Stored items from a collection
========================

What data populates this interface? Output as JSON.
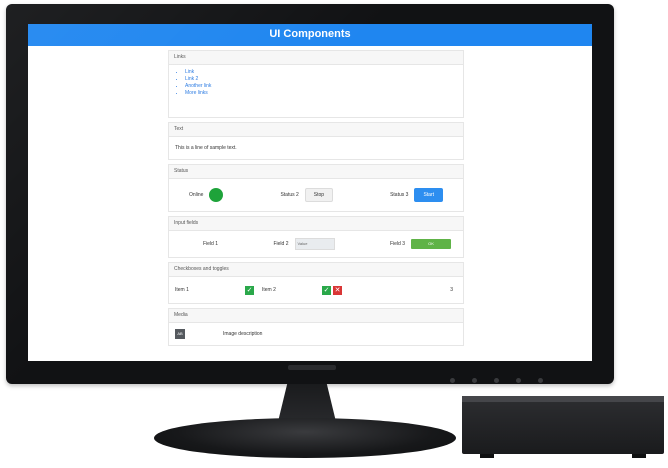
{
  "page": {
    "title": "UI Components",
    "sections": {
      "links": {
        "label": "Links",
        "items": [
          "Link",
          "Link 2",
          "Another link",
          "More links"
        ]
      },
      "text": {
        "label": "Text",
        "content": "This is a line of sample text."
      },
      "status": {
        "label": "Status",
        "led_label": "Online",
        "button1_label": "Status 2",
        "button1_text": "Stop",
        "button2_label": "Status 3",
        "button2_text": "Start"
      },
      "fields": {
        "label": "Input fields",
        "field1_label": "Field 1",
        "field2_label": "Field 2",
        "field2_value": "Value",
        "field3_label": "Field 3",
        "field3_value": "OK"
      },
      "checkboxes": {
        "label": "Checkboxes and toggles",
        "item1_label": "Item 1",
        "item2_label": "Item 2",
        "item3_label": "3"
      },
      "media": {
        "label": "Media",
        "avatar_text": "AB",
        "caption": "Image description"
      }
    }
  },
  "colors": {
    "header": "#1f86f0",
    "led": "#1ea33a",
    "primary_button": "#2d8ef0",
    "success": "#2aa84a",
    "danger": "#d93636"
  }
}
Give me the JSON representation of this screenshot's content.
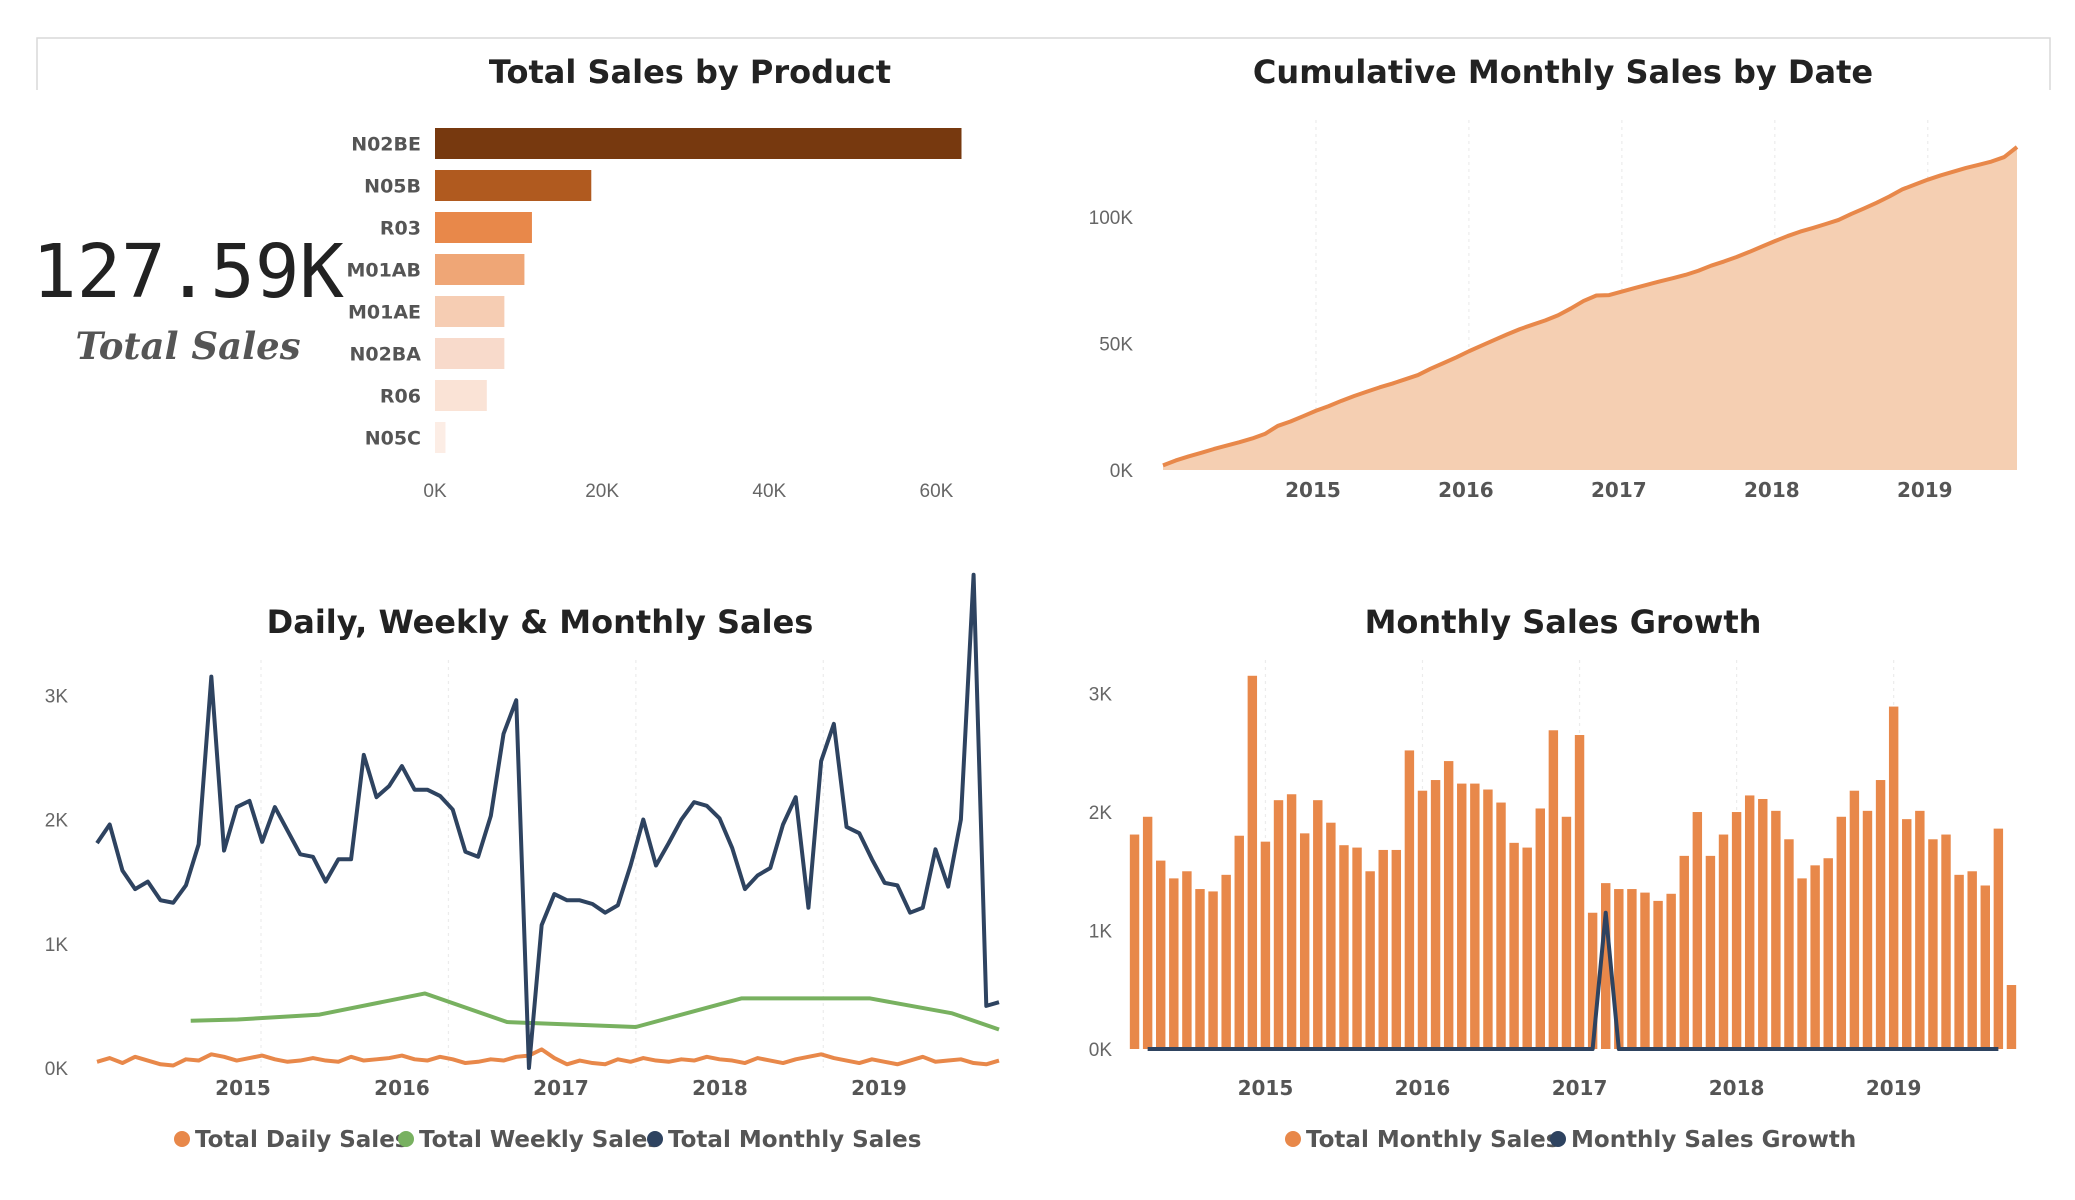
{
  "kpi": {
    "value": "127.59K",
    "label": "Total Sales"
  },
  "legends": {
    "bottom_left": [
      "Total Daily Sales",
      "Total Weekly Sales",
      "Total Monthly Sales"
    ],
    "bottom_right": [
      "Total Monthly Sales",
      "Monthly Sales Growth"
    ]
  },
  "colors": {
    "daily": "#E8884A",
    "weekly": "#78B160",
    "monthly": "#2E4360",
    "area_fill": "#F5CFB2",
    "area_line": "#E8884A",
    "bar": "#E8884A",
    "growth": "#2E4360",
    "product_bars": [
      "#77390F",
      "#B05A1F",
      "#E8884A",
      "#EFA676",
      "#F6CDB3",
      "#F8DACB",
      "#FAE3D6",
      "#FCEDE5"
    ]
  },
  "chart_data": [
    {
      "id": "products",
      "type": "bar",
      "orientation": "horizontal",
      "title": "Total Sales by Product",
      "categories": [
        "N02BE",
        "N05B",
        "R03",
        "M01AB",
        "M01AE",
        "N02BA",
        "R06",
        "N05C"
      ],
      "values": [
        63000,
        18700,
        11600,
        10700,
        8300,
        8300,
        6200,
        1250
      ],
      "xlim": [
        0,
        70000
      ],
      "xticks": [
        0,
        20000,
        40000,
        60000
      ],
      "xtick_labels": [
        "0K",
        "20K",
        "40K",
        "60K"
      ]
    },
    {
      "id": "cumulative",
      "type": "area",
      "title": "Cumulative Monthly Sales by Date",
      "x_start": "2014-01",
      "x_end": "2019-10",
      "ylim": [
        0,
        127590
      ],
      "yticks": [
        0,
        50000,
        100000
      ],
      "ytick_labels": [
        "0K",
        "50K",
        "100K"
      ],
      "xtick_labels": [
        "2015",
        "2016",
        "2017",
        "2018",
        "2019"
      ],
      "values": [
        1810,
        3770,
        5360,
        6800,
        8300,
        9650,
        10980,
        12450,
        14250,
        17400,
        19150,
        21250,
        23400,
        25220,
        27320,
        29230,
        30950,
        32650,
        34150,
        35830,
        37510,
        40030,
        42210,
        44480,
        46910,
        49150,
        51390,
        53580,
        55660,
        57400,
        59100,
        61130,
        63820,
        66780,
        68930,
        69100,
        70500,
        71850,
        73200,
        74520,
        75770,
        77080,
        78710,
        80710,
        82340,
        84150,
        86150,
        88290,
        90400,
        92410,
        94180,
        95620,
        97170,
        98780,
        101140,
        103320,
        105610,
        108080,
        110850,
        112790,
        114680,
        116360,
        117850,
        119320,
        120570,
        121860,
        123620,
        127590
      ]
    },
    {
      "id": "dwm",
      "type": "line",
      "title": "Daily, Weekly & Monthly Sales",
      "x_start": "2014-01",
      "x_end": "2019-10",
      "ylim": [
        0,
        3300
      ],
      "yticks": [
        0,
        1000,
        2000,
        3000
      ],
      "ytick_labels": [
        "0K",
        "1K",
        "2K",
        "3K"
      ],
      "xtick_labels": [
        "2015",
        "2016",
        "2017",
        "2018",
        "2019"
      ],
      "series": [
        {
          "name": "Total Monthly Sales",
          "months": [
            0,
            71
          ],
          "values": [
            1810,
            1960,
            1590,
            1440,
            1500,
            1350,
            1330,
            1470,
            1800,
            3150,
            1750,
            2100,
            2150,
            1820,
            2100,
            1910,
            1720,
            1700,
            1500,
            1680,
            1680,
            2520,
            2180,
            2270,
            2430,
            2240,
            2240,
            2190,
            2080,
            1740,
            1700,
            2030,
            2690,
            2960,
            0,
            1150,
            1400,
            1350,
            1350,
            1320,
            1250,
            1310,
            1630,
            2000,
            1630,
            1810,
            2000,
            2140,
            2110,
            2010,
            1770,
            1440,
            1550,
            1610,
            1960,
            2180,
            1290,
            2470,
            2770,
            1940,
            1890,
            1680,
            1490,
            1470,
            1250,
            1290,
            1760,
            1460,
            2000,
            3970,
            500,
            530
          ]
        },
        {
          "name": "Total Weekly Sales",
          "points": [
            [
              8,
              380
            ],
            [
              12,
              390
            ],
            [
              19,
              430
            ],
            [
              28,
              600
            ],
            [
              35,
              370
            ],
            [
              46,
              330
            ],
            [
              55,
              560
            ],
            [
              66,
              560
            ],
            [
              73,
              440
            ],
            [
              77,
              310
            ]
          ]
        },
        {
          "name": "Total Daily Sales",
          "values": [
            50,
            80,
            40,
            90,
            60,
            30,
            20,
            70,
            60,
            110,
            90,
            60,
            80,
            100,
            70,
            50,
            60,
            80,
            60,
            50,
            90,
            60,
            70,
            80,
            100,
            70,
            60,
            90,
            70,
            40,
            50,
            70,
            60,
            90,
            100,
            150,
            80,
            30,
            60,
            40,
            30,
            70,
            50,
            80,
            60,
            50,
            70,
            60,
            90,
            70,
            60,
            40,
            80,
            60,
            40,
            70,
            90,
            110,
            80,
            60,
            40,
            70,
            50,
            30,
            60,
            90,
            50,
            60,
            70,
            40,
            30,
            60
          ]
        }
      ]
    },
    {
      "id": "growth",
      "type": "bar",
      "title": "Monthly Sales Growth",
      "x_start": "2014-01",
      "x_end": "2019-10",
      "ylim": [
        0,
        3300
      ],
      "yticks": [
        0,
        1000,
        2000,
        3000
      ],
      "ytick_labels": [
        "0K",
        "1K",
        "2K",
        "3K"
      ],
      "xtick_labels": [
        "2015",
        "2016",
        "2017",
        "2018",
        "2019"
      ],
      "series": [
        {
          "name": "Total Monthly Sales",
          "values": [
            1810,
            1960,
            1590,
            1440,
            1500,
            1350,
            1330,
            1470,
            1800,
            3150,
            1750,
            2100,
            2150,
            1820,
            2100,
            1910,
            1720,
            1700,
            1500,
            1680,
            1680,
            2520,
            2180,
            2270,
            2430,
            2240,
            2240,
            2190,
            2080,
            1740,
            1700,
            2030,
            2690,
            1960,
            2650,
            1150,
            1400,
            1350,
            1350,
            1320,
            1250,
            1310,
            1630,
            2000,
            1630,
            1810,
            2000,
            2140,
            2110,
            2010,
            1770,
            1440,
            1550,
            1610,
            1960,
            2180,
            2010,
            2270,
            2890,
            1940,
            2010,
            1770,
            1810,
            1470,
            1500,
            1380,
            1860,
            540
          ]
        },
        {
          "name": "Monthly Sales Growth",
          "values": [
            0,
            0,
            0,
            0,
            0,
            0,
            0,
            0,
            0,
            0,
            0,
            0,
            0,
            0,
            0,
            0,
            0,
            0,
            0,
            0,
            0,
            0,
            0,
            0,
            0,
            0,
            0,
            0,
            0,
            0,
            0,
            0,
            0,
            0,
            0,
            0,
            1150,
            0,
            0,
            0,
            0,
            0,
            0,
            0,
            0,
            0,
            0,
            0,
            0,
            0,
            0,
            0,
            0,
            0,
            0,
            0,
            0,
            0,
            0,
            0,
            0,
            0,
            0,
            0,
            0,
            0,
            0,
            0,
            0,
            0
          ]
        }
      ]
    }
  ]
}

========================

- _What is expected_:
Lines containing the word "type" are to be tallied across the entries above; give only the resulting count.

- _Response to the task_:
4